And, of course, Palmer covets the prayers of brothers and sisters for the healing of his body. He believes in the far-reaching power of the Kingdom of God, and he’s comforted and changed when we leverage that Kingdom on his behalf.
I know what you’re thinking – lung cancer, emphysema, early death, blah, blah, blah. Spare me the scare tactics. Listen people, our bodies are all in a state of gradual degeneration, tobacco or no. Besides, I know lots of old people who smoke and are still alive. Dead people don’t cough like that and they sure can’t talk through those Stephen Hawking voice boxes.

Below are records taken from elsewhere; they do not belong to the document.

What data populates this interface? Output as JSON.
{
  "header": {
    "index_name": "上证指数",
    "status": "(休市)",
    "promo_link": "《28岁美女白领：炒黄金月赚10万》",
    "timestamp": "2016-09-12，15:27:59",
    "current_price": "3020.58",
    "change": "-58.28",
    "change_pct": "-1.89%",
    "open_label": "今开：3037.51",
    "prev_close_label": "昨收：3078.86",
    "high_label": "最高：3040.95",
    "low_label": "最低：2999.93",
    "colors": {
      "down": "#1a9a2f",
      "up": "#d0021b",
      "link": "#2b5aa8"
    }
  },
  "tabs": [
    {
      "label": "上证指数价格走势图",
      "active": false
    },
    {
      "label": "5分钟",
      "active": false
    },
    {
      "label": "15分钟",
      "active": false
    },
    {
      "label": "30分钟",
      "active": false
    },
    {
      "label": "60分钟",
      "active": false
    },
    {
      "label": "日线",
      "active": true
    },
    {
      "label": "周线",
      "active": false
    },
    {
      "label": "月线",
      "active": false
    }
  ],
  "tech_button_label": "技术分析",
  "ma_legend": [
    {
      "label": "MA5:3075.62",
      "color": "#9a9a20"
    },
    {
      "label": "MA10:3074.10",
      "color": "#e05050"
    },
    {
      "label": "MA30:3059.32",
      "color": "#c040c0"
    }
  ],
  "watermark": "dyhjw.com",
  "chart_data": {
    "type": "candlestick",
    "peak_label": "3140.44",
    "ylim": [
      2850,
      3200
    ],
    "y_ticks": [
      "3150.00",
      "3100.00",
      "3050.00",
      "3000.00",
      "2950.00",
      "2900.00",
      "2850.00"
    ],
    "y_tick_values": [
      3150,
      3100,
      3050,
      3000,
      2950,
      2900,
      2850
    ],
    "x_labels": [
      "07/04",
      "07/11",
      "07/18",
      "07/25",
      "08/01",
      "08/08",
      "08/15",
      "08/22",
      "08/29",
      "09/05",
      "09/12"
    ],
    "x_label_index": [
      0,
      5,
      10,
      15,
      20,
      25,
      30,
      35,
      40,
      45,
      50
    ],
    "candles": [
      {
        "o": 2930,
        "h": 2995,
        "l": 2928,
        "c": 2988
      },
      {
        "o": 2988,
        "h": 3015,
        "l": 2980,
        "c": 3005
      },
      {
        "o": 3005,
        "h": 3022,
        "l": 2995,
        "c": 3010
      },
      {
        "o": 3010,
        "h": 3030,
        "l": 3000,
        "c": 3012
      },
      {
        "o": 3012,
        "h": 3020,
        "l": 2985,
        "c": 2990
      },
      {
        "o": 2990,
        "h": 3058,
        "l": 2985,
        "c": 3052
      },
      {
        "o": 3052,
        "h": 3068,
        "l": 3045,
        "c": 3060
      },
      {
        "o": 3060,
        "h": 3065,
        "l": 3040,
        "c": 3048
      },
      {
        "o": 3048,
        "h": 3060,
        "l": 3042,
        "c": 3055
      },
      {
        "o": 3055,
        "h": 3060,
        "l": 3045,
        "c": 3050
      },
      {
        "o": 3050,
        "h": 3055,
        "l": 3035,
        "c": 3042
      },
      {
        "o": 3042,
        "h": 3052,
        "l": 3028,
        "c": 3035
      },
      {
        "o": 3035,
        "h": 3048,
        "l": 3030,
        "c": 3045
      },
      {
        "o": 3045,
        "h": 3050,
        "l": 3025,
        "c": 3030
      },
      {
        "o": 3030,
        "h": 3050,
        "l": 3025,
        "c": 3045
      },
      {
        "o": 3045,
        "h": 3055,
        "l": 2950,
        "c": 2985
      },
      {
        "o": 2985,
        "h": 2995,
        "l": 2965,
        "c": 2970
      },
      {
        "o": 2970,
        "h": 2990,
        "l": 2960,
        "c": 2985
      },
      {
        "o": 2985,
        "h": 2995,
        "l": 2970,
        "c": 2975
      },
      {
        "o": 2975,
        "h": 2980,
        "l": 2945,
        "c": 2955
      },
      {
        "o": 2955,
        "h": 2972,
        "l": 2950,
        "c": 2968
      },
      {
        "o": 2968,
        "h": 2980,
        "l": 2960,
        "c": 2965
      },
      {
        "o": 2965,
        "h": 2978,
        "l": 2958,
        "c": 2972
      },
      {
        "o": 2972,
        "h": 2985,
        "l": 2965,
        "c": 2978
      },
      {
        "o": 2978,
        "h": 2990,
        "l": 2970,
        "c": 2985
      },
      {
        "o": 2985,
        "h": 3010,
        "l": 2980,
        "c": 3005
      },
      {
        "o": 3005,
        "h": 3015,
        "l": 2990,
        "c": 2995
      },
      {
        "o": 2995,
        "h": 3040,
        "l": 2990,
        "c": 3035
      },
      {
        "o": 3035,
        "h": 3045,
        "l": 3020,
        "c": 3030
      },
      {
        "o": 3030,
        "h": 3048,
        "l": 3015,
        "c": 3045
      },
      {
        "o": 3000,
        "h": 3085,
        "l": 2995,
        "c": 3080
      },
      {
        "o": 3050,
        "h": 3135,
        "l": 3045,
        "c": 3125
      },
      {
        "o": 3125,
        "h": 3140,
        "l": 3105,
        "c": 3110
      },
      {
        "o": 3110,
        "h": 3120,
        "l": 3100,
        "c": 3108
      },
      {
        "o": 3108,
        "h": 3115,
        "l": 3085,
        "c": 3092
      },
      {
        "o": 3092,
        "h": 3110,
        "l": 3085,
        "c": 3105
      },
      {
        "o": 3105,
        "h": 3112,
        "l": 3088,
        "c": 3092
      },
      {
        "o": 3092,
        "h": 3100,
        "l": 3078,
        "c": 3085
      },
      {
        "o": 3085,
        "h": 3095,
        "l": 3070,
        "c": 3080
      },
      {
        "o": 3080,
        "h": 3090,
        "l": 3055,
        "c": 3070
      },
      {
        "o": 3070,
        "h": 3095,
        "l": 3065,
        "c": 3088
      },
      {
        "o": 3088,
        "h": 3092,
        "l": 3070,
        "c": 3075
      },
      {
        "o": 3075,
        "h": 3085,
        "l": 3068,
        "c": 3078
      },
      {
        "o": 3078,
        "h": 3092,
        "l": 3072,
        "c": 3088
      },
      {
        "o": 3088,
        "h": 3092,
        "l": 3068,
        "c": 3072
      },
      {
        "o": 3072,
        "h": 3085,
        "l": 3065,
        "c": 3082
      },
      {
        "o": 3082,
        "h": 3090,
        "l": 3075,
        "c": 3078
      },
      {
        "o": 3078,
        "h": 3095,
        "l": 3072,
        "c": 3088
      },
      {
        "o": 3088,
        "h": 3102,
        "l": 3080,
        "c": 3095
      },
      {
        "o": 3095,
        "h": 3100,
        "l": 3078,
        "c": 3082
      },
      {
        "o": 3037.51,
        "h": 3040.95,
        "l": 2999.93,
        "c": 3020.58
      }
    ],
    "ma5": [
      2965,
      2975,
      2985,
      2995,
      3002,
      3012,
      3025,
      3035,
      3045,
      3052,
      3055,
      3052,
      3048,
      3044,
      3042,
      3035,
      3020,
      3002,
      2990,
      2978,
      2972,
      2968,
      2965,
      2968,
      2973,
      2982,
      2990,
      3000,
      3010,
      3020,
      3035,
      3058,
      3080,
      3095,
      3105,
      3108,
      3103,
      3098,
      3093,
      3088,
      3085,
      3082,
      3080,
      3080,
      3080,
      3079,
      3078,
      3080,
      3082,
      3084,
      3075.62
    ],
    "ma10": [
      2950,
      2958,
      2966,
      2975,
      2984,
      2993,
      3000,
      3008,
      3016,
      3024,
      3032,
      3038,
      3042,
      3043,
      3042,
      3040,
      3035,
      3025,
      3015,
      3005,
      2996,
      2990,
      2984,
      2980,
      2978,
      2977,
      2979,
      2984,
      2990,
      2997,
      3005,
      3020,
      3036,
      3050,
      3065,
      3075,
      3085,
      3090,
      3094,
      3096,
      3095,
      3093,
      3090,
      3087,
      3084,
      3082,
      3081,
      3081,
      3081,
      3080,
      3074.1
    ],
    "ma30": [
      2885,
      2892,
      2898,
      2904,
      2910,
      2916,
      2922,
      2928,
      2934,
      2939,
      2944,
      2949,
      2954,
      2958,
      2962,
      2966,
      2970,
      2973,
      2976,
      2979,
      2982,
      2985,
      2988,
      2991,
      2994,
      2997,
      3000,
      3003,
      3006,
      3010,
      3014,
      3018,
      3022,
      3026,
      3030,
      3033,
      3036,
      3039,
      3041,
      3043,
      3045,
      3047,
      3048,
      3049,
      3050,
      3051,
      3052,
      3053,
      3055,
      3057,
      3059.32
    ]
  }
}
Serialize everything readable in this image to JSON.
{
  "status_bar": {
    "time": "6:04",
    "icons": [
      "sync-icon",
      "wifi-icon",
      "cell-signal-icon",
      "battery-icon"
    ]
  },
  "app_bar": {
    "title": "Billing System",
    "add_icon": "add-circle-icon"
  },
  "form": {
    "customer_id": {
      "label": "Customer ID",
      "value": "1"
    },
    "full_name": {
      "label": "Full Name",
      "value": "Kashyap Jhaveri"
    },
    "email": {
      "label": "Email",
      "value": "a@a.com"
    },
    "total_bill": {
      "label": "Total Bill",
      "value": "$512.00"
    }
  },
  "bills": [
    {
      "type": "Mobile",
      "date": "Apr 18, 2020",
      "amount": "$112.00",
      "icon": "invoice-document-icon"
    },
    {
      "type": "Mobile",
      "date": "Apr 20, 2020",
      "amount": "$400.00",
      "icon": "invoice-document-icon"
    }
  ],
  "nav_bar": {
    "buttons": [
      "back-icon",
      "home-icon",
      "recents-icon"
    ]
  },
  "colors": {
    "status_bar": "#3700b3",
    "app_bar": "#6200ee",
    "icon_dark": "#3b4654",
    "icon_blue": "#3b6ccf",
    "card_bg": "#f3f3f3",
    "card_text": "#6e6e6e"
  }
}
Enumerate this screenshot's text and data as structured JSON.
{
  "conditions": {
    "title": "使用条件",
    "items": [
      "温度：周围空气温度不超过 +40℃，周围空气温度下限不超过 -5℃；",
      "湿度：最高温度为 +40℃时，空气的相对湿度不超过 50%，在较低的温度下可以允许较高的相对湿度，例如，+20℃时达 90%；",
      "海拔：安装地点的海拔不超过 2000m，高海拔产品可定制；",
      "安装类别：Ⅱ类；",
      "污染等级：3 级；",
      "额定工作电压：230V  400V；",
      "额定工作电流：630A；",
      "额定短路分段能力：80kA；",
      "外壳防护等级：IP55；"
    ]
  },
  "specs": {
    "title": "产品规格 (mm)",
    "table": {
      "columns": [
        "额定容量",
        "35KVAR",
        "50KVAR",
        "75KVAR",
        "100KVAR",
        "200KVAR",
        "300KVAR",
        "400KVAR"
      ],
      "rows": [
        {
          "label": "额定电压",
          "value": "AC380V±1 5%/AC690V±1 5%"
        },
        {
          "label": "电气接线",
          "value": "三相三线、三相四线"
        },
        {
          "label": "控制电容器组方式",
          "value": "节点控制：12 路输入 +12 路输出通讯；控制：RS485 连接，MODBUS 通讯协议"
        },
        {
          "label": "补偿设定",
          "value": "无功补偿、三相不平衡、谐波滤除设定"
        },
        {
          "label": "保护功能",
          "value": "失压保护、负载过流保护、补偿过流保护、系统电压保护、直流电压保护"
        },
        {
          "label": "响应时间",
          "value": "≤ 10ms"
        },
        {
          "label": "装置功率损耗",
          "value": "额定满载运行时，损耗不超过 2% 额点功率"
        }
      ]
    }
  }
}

So I guess you’re wondering why I’m going to start smoking. It’s just that we’ve had lots of crazy stuff happening in our lives over the last couple of months – the kind of stuff that often leaves you in that odd state of physical and mental stress that you can’t really find an expression for. That’s a frustrating place to be, and I just started noticing that the folks who stand immediately outside the doors (through which hundreds of non-smoking Homo sapiens pass every day) of the (state-owned, public) building I work in seem to have found a tangible physical expression for their angst. Something about the way they hold the cigarette and suck the life (or death?) out of it makes me think they’re really workin’ some stuff out with every drag. I mean, can blowing noxious chemicals from your tar-coated lungs into the virginal airways of defenseless bystanders be anything but therapeutic? So hey – I’m in.
Besides, this will apparently turn me into an extreme sports bad ass (who can write in Chinese)…
or a cowboy…
or a smooth jazz camel…
UPDATE: Apparently this is also something I can do with my daughter when she arrives this summer…
This whole girl thing has thrown me for a loop anyway, and I’ve been trying to figure out ways I’ll be able to connect with her. With this new information, I’m definitely in.